Keyword search on "icon": report each line of the records that contains it.

[App and web page records]
=== Begin Enclosure ===
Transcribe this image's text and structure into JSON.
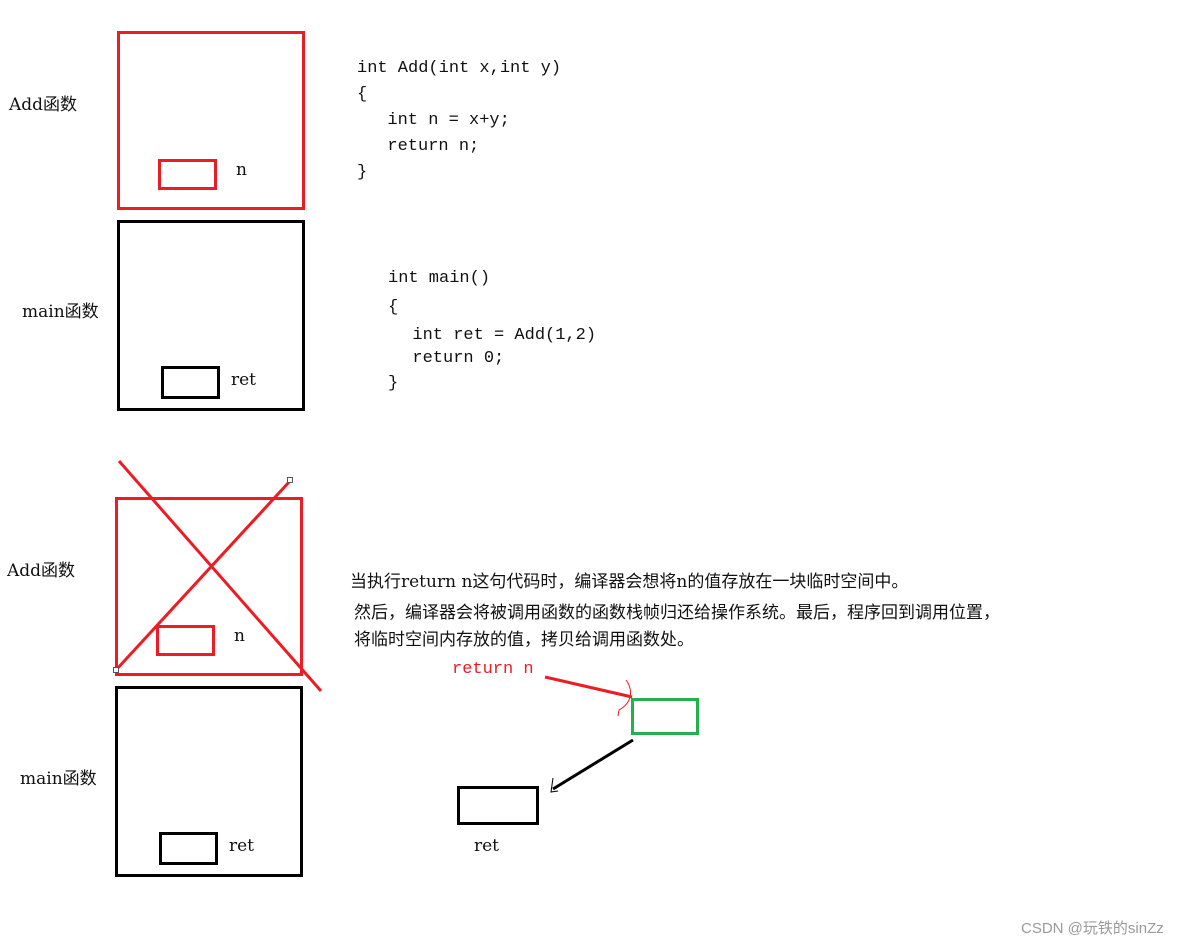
{
  "top_section": {
    "add_frame_label": "Add函数",
    "add_var_label": "n",
    "main_frame_label": "main函数",
    "main_var_label": "ret",
    "add_code": [
      "int Add(int x,int y)",
      "{",
      "  int n = x+y;",
      "  return n;",
      "}"
    ],
    "main_code": [
      "int main()",
      "{",
      "  int ret = Add(1,2)",
      "  return 0;",
      "}"
    ]
  },
  "bottom_section": {
    "add_frame_label": "Add函数",
    "add_var_label": "n",
    "main_frame_label": "main函数",
    "main_var_label": "ret",
    "explanation": [
      "当执行return n这句代码时，编译器会想将n的值存放在一块临时空间中。",
      "然后，编译器会将被调用函数的函数栈帧归还给操作系统。最后，程序回到调用位置，",
      "将临时空间内存放的值，拷贝给调用函数处。"
    ],
    "return_label": "return n",
    "ret_label": "ret"
  },
  "colors": {
    "callee_frame": "#ed1c24",
    "caller_frame": "#000000",
    "temp_space": "#22b14c"
  },
  "watermark": "CSDN @玩铁的sinZz"
}
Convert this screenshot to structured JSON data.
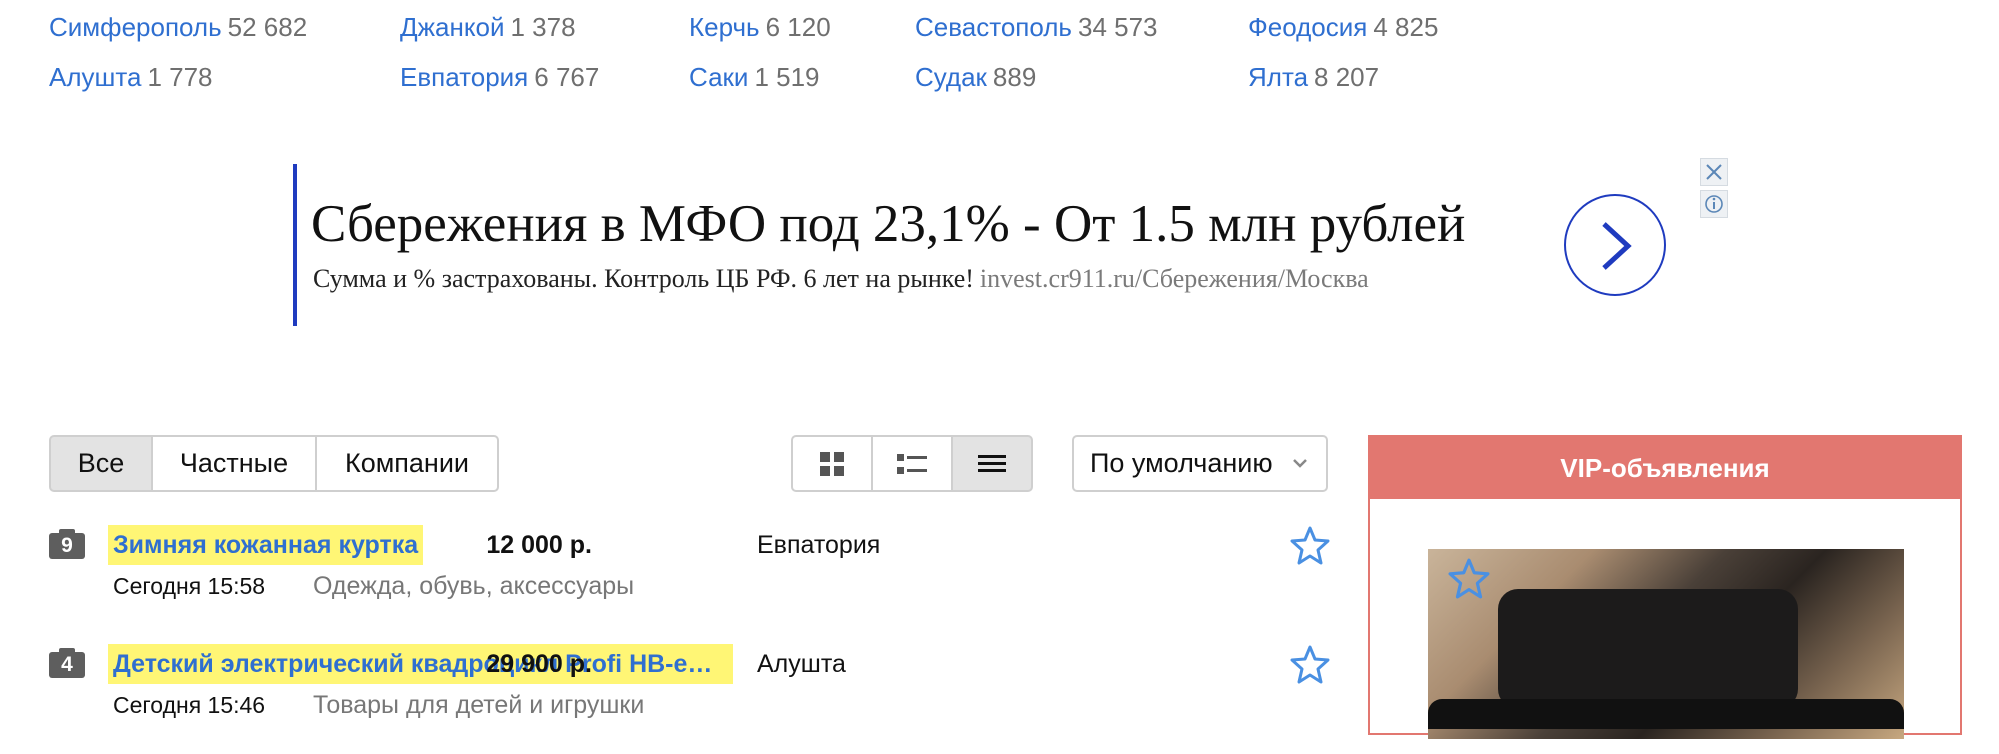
{
  "cities": [
    {
      "name": "Симферополь",
      "count": "52 682"
    },
    {
      "name": "Джанкой",
      "count": "1 378"
    },
    {
      "name": "Керчь",
      "count": "6 120"
    },
    {
      "name": "Севастополь",
      "count": "34 573"
    },
    {
      "name": "Феодосия",
      "count": "4 825"
    },
    {
      "name": "Алушта",
      "count": "1 778"
    },
    {
      "name": "Евпатория",
      "count": "6 767"
    },
    {
      "name": "Саки",
      "count": "1 519"
    },
    {
      "name": "Судак",
      "count": "889"
    },
    {
      "name": "Ялта",
      "count": "8 207"
    }
  ],
  "ad": {
    "title": "Сбережения в МФО под 23,1% - От 1.5 млн рублей",
    "description": "Сумма и % застрахованы. Контроль ЦБ РФ. 6 лет на рынке!",
    "url": "invest.cr911.ru/Сбережения/Москва",
    "accent_color": "#1f3bbf"
  },
  "filter": {
    "tabs": [
      "Все",
      "Частные",
      "Компании"
    ],
    "active": "Все"
  },
  "views": {
    "items": [
      "grid-view-icon",
      "list-view-icon",
      "compact-view-icon"
    ],
    "active": "compact-view-icon"
  },
  "sort": {
    "selected": "По умолчанию"
  },
  "listings": [
    {
      "photos": "9",
      "title": "Зимняя кожанная куртка",
      "date": "Сегодня 15:58",
      "category": "Одежда, обувь, аксессуары",
      "city": "Евпатория",
      "price": "12 000 р."
    },
    {
      "photos": "4",
      "title": "Детский электрический квадроцикл Profi HB-e…",
      "date": "Сегодня 15:46",
      "category": "Товары для детей и игрушки",
      "city": "Алушта",
      "price": "29 900 р."
    }
  ],
  "vip": {
    "header": "VIP-объявления",
    "color": "#e27770"
  },
  "colors": {
    "link": "#2f6fd0",
    "highlight": "#fff675",
    "star": "#4a90e2"
  }
}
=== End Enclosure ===
**SOLUTION TO THIS PROBLEM**:
      "grid-view-icon",
      "list-view-icon",
      "compact-view-icon"
    "active": "compact-view-icon"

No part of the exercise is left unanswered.